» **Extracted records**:
---*---

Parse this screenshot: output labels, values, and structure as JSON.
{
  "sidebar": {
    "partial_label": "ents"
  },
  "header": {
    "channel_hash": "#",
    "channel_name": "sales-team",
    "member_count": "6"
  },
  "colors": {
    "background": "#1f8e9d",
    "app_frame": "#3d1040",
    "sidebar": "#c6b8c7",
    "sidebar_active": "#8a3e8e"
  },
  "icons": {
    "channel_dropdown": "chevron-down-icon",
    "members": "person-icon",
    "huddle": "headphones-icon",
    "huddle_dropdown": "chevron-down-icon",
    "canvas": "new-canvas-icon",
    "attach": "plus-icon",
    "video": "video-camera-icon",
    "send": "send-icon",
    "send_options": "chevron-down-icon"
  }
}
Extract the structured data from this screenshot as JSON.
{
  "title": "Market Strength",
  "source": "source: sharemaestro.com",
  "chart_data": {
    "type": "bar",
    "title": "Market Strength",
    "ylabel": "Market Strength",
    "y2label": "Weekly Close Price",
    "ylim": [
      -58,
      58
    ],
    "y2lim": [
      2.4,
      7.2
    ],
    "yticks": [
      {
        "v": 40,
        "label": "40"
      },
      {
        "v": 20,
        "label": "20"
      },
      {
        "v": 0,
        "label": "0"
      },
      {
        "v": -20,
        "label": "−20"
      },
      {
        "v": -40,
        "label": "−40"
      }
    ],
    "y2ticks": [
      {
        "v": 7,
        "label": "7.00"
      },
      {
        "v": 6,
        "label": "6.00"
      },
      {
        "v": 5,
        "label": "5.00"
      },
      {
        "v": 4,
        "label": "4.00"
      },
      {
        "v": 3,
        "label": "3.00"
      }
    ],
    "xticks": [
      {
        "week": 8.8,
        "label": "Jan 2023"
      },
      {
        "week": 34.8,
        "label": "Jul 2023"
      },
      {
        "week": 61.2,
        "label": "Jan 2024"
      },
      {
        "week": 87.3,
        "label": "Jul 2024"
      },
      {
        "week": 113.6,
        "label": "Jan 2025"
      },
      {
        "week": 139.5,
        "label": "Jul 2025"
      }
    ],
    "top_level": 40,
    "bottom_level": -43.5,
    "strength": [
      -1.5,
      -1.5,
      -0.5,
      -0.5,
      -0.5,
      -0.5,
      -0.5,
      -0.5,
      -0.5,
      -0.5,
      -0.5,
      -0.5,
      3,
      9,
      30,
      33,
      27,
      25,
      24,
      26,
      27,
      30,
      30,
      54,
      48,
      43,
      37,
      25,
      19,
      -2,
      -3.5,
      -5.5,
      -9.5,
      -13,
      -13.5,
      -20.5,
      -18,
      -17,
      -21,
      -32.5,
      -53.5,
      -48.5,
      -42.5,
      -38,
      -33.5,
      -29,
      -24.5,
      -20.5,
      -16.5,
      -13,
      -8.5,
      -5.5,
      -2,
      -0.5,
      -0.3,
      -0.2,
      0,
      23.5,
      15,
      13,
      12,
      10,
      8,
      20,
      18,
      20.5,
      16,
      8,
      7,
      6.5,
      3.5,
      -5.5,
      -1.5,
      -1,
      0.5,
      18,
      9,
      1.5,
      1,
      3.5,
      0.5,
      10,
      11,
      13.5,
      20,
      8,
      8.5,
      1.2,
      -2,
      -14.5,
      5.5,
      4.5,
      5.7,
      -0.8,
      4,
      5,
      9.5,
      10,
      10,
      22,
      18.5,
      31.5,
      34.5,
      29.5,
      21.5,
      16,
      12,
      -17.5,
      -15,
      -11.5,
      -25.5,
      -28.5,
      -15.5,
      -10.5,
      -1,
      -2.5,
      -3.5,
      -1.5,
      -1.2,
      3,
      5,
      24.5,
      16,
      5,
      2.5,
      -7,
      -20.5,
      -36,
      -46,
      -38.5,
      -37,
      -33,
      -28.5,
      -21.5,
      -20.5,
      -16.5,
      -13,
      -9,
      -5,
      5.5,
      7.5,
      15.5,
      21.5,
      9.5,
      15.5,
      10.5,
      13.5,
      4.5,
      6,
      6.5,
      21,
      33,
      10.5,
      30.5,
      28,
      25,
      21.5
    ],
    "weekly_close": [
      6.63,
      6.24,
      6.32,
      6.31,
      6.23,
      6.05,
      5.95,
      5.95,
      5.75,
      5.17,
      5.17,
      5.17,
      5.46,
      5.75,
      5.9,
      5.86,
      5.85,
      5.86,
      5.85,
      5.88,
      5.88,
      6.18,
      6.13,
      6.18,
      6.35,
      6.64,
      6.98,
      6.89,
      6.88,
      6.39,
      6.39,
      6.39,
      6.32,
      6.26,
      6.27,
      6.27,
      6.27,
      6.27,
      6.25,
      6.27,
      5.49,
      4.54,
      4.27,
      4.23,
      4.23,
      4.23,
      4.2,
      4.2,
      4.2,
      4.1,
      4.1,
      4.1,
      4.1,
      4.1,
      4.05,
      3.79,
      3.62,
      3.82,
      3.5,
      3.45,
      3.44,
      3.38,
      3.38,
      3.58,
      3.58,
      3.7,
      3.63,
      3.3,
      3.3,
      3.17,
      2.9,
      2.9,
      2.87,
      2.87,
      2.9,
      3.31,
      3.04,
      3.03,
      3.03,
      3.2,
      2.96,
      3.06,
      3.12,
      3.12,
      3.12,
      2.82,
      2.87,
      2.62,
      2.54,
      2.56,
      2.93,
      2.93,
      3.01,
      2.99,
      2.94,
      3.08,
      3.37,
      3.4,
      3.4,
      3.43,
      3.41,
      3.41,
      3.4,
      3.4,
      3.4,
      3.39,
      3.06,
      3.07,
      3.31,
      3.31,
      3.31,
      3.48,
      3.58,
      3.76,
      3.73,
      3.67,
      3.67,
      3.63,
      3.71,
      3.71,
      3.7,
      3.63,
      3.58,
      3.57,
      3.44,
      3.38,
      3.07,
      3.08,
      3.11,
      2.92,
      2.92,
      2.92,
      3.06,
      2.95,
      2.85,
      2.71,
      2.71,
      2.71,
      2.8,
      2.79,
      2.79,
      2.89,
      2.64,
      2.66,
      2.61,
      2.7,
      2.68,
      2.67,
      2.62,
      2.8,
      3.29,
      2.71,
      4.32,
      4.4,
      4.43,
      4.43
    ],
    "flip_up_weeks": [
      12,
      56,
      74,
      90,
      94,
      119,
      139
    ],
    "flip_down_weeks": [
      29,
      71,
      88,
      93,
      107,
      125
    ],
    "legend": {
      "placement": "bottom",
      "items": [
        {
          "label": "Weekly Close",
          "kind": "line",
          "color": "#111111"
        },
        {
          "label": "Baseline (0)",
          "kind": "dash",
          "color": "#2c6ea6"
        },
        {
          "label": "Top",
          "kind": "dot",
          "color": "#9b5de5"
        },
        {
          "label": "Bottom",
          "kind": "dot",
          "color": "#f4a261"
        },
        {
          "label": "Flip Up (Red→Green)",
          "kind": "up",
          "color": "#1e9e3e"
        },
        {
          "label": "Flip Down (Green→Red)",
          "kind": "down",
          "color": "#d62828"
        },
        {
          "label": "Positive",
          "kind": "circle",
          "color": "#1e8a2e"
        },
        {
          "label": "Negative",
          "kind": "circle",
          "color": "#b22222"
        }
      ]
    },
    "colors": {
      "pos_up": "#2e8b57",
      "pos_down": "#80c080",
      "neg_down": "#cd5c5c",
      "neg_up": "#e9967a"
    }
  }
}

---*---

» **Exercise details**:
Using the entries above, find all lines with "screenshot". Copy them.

» **Written response**:
Parse this screenshot: output labels, values, and structure as JSON.
Extract the structured data from this screenshot as JSON.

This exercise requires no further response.